The federal government needs to do a better job of evaluating Medicaid demonstration programs, according to the U.S. Government Accountability Office.

Demonstration programs, on which the federal government spends more than $300 billion a year, exempt states from selected federal Medicaid requirements and regulations so they can test new approaches to providing and paying for care for their Medicaid population.  As part of waiving these requirements, the Centers for Medicare & Medicaid Services requires the states to perform or commission evaluations of the effectiveness of those new approaches.

According to a new GAO study, however, those reports are not always performed in a timely manner, are sometimes too limited in scope, and their results are not sufficiently publicized so that others may learn lessons from the demonstration.  The GAO recommended that CMS establish written procedures for such matter and CMS agreed with this recommendation.

Learn more about the GAO’s review of Medicaid demonstration program evaluations in the GAO report Medicaid Demonstrations:  Evaluations Yielded Limited Results, Underscoring Need for Changes to Federal Policies and Procedures, which can be found here.…

Administration Slows Movement Toward Medicare Quality Payments

The Trump administration is slowing Medicare’s movement toward making greater use of quality in its payment system.

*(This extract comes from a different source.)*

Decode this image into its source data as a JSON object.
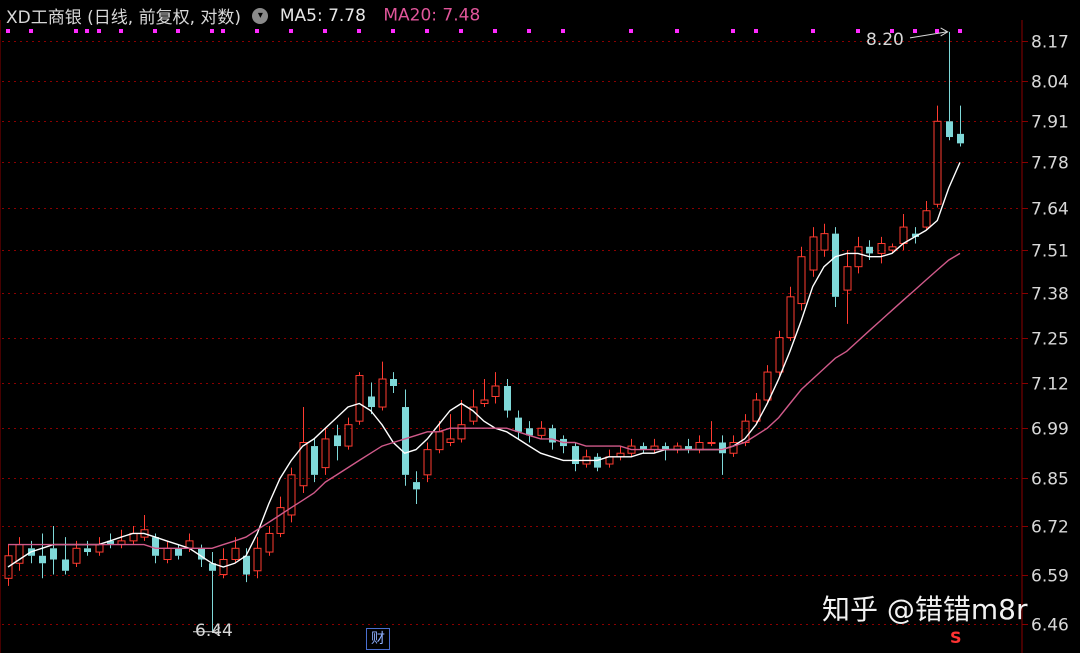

The Obama administration’s goal of having 50 percent of Medicare payments made through a quality or alternative payment model by the end of 2018 now appears to be out of sight.  Instead, the Centers for Medicare & Medicaid Services has partially canceled two bundled payment programs – one for joint replacement and another for cardiac rehabilitation programs – and announced that before introducing new programs it wants to take a closer look at the successes and failures of the alternative payment model programs that have been implemented in recent years.

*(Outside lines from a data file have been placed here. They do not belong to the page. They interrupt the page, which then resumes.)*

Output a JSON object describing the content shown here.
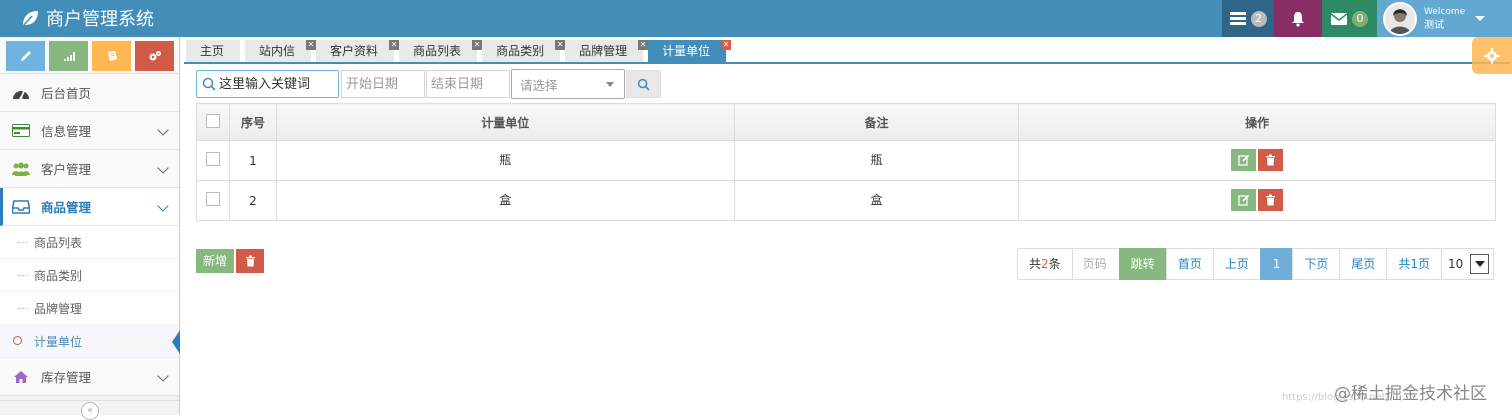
{
  "app": {
    "title": "商户管理系统"
  },
  "navbar": {
    "tasks_count": "2",
    "messages_count": "0",
    "user": {
      "greeting": "Welcome",
      "name": "测试"
    }
  },
  "sidebar": {
    "items": [
      {
        "label": "后台首页",
        "icon": "dashboard-icon"
      },
      {
        "label": "信息管理",
        "icon": "credit-card-icon"
      },
      {
        "label": "客户管理",
        "icon": "users-icon"
      },
      {
        "label": "商品管理",
        "icon": "inbox-icon"
      },
      {
        "label": "库存管理",
        "icon": "home-icon"
      }
    ],
    "subitems": [
      "商品列表",
      "商品类别",
      "品牌管理",
      "计量单位"
    ]
  },
  "tabs": [
    "主页",
    "站内信",
    "客户资料",
    "商品列表",
    "商品类别",
    "品牌管理",
    "计量单位"
  ],
  "search": {
    "keyword_placeholder": "这里输入关键词",
    "start_date_placeholder": "开始日期",
    "end_date_placeholder": "结束日期",
    "select_placeholder": "请选择"
  },
  "table": {
    "headers": {
      "index": "序号",
      "unit": "计量单位",
      "remark": "备注",
      "ops": "操作"
    },
    "rows": [
      {
        "index": "1",
        "unit": "瓶",
        "remark": "瓶"
      },
      {
        "index": "2",
        "unit": "盒",
        "remark": "盒"
      }
    ]
  },
  "actions": {
    "add_label": "新增"
  },
  "pager": {
    "total_prefix": "共",
    "total_count": "2",
    "total_suffix": "条",
    "page_placeholder": "页码",
    "jump": "跳转",
    "first": "首页",
    "prev": "上页",
    "current": "1",
    "next": "下页",
    "last": "尾页",
    "pages": "共1页",
    "page_size": "10"
  },
  "watermark": "@稀土掘金技术社区",
  "watermark_faint": "https://blog.csdn.net/"
}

The Washington Post’s “The Health 202” feature offers an in-depth look at CMS’s current approach to Medicare quality programs and reimbursement system changes.  See it here.…